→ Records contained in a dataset
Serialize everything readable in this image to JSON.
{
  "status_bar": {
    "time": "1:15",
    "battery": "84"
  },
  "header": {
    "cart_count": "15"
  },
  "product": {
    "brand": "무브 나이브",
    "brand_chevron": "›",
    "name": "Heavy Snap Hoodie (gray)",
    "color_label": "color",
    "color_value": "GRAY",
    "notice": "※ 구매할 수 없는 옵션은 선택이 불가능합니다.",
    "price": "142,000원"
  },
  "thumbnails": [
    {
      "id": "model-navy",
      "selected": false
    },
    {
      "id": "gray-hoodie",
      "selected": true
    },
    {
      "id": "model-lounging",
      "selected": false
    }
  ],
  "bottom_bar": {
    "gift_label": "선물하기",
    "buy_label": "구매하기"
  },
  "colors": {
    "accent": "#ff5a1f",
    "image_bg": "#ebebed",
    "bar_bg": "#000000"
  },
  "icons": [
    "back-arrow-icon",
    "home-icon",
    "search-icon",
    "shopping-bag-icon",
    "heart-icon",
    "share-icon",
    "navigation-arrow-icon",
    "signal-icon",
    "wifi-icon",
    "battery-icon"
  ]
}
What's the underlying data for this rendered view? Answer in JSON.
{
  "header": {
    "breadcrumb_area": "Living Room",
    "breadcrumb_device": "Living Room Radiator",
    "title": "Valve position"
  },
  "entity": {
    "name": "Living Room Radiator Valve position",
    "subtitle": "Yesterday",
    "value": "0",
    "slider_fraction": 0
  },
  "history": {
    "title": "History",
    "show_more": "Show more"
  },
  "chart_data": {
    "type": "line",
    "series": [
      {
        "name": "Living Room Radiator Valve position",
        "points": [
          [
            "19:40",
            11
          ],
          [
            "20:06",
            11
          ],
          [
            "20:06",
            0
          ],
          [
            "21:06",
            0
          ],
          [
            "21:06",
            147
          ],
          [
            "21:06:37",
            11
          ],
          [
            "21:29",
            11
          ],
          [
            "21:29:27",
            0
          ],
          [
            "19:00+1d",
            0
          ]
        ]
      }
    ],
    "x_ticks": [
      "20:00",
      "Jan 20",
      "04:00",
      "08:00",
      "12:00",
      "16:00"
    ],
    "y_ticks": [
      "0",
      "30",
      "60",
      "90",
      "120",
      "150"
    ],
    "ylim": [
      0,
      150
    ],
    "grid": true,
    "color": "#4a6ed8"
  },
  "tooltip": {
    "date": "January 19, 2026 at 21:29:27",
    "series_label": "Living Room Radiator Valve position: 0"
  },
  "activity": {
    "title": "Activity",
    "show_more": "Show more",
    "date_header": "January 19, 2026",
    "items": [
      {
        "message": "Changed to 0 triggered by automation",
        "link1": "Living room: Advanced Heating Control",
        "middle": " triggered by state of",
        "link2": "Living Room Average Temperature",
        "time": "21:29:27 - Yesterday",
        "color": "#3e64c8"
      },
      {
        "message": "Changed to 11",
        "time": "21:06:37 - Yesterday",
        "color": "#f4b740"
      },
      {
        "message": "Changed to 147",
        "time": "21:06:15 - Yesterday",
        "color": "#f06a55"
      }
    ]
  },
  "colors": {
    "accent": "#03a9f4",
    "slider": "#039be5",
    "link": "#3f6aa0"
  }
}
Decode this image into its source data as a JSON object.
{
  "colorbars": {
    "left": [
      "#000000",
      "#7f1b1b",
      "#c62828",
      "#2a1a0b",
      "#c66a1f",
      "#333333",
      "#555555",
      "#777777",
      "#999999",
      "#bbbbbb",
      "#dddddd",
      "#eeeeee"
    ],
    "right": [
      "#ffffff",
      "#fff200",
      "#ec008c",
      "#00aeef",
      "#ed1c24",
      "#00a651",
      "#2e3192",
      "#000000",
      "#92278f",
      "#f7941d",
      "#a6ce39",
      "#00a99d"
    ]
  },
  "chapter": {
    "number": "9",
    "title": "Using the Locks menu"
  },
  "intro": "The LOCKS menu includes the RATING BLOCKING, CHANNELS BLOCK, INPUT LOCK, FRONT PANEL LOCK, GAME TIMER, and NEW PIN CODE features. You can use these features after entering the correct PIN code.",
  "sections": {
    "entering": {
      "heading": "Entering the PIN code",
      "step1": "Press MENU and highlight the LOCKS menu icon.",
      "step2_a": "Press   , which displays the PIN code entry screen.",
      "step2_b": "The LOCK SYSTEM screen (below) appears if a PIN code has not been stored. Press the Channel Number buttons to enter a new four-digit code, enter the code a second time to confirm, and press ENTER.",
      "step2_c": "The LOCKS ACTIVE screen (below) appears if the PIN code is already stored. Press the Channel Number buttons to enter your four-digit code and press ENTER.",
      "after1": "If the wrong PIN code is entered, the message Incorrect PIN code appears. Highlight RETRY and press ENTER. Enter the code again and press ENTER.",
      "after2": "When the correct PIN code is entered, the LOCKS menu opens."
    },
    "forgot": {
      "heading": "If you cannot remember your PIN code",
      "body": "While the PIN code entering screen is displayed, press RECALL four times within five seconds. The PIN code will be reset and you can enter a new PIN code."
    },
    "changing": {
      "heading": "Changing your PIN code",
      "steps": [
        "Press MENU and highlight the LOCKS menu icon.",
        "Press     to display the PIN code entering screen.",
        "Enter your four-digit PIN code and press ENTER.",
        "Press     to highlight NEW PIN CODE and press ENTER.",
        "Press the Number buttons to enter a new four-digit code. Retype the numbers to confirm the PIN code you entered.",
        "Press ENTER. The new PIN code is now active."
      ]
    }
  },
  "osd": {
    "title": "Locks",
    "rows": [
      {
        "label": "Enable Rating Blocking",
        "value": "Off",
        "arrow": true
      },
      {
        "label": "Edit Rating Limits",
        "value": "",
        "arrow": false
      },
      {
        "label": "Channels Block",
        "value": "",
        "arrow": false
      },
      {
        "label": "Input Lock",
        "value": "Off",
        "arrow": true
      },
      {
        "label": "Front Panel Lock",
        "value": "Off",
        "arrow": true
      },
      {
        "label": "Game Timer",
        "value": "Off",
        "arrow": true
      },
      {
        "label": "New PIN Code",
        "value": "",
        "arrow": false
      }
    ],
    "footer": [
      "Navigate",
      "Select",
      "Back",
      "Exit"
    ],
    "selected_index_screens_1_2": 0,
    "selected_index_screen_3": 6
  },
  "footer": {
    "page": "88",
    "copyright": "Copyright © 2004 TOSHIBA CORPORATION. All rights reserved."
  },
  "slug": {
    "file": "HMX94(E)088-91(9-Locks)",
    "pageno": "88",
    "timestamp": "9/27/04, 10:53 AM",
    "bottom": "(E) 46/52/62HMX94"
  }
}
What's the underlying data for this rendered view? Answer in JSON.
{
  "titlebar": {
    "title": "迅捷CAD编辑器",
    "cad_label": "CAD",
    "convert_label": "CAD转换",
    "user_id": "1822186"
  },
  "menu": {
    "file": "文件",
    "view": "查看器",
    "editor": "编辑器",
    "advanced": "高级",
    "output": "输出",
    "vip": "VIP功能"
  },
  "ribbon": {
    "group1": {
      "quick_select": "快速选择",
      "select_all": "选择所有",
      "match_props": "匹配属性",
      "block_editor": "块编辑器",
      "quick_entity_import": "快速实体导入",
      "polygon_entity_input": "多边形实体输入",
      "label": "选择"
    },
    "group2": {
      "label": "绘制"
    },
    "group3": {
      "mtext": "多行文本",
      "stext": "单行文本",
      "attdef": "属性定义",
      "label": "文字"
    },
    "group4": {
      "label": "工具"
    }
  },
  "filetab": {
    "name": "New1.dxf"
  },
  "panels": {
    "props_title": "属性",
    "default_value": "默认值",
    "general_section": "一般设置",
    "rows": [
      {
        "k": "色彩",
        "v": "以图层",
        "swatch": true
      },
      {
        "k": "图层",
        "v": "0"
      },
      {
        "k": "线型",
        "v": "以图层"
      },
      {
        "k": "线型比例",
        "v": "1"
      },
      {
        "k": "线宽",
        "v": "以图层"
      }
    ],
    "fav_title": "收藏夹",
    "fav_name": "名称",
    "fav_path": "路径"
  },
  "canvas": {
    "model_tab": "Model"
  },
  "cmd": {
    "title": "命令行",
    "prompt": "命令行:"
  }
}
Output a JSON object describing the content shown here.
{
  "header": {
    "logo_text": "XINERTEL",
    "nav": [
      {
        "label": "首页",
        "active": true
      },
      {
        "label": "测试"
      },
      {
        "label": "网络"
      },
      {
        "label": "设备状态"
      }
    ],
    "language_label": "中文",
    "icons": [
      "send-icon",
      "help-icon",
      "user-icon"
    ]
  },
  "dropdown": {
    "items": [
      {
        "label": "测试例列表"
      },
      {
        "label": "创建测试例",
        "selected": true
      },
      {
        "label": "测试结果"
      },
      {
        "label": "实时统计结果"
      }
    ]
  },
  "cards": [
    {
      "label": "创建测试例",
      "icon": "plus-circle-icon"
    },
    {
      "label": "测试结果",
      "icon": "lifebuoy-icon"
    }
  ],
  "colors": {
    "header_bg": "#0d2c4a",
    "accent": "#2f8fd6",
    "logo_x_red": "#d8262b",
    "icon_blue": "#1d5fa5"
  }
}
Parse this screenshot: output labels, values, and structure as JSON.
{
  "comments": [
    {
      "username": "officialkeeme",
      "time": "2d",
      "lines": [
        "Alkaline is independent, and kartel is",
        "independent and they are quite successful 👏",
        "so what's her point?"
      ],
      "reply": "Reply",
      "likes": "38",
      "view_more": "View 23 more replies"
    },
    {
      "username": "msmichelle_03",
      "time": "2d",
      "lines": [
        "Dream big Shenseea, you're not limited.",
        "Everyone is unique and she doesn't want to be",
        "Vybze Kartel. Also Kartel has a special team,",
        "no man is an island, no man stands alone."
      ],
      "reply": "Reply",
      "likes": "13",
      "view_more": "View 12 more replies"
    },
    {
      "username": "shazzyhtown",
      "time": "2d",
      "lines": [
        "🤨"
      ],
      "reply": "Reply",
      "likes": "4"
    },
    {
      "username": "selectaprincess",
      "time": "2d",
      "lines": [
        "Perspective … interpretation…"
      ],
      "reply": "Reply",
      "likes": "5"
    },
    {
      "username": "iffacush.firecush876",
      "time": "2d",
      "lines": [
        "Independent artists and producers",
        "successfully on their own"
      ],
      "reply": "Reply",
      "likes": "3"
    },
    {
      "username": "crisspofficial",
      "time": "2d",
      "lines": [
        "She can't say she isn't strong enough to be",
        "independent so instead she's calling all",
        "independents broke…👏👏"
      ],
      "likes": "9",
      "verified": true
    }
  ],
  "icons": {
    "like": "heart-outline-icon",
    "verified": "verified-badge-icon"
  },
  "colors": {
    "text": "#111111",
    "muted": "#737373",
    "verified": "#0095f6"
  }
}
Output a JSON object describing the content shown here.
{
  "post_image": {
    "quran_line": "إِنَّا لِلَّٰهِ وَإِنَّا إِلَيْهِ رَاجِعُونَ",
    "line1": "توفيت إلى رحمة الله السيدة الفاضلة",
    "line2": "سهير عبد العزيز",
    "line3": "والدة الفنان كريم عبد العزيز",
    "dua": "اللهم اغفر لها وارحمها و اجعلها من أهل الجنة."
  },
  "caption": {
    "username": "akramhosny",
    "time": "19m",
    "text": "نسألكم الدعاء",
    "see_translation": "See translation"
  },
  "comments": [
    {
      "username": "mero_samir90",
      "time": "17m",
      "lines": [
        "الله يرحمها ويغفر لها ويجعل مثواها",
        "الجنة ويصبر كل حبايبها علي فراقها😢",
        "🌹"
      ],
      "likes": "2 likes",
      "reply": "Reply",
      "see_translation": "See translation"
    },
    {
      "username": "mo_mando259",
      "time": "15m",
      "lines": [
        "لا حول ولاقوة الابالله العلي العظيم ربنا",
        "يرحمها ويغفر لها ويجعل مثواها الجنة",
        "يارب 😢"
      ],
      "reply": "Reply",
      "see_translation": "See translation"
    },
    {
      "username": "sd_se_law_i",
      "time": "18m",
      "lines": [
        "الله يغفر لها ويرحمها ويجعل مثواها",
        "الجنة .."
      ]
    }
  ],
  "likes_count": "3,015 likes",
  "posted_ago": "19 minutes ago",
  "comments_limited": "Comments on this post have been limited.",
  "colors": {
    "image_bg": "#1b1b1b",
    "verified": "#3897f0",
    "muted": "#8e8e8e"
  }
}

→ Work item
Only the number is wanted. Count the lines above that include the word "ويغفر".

→ Output below
2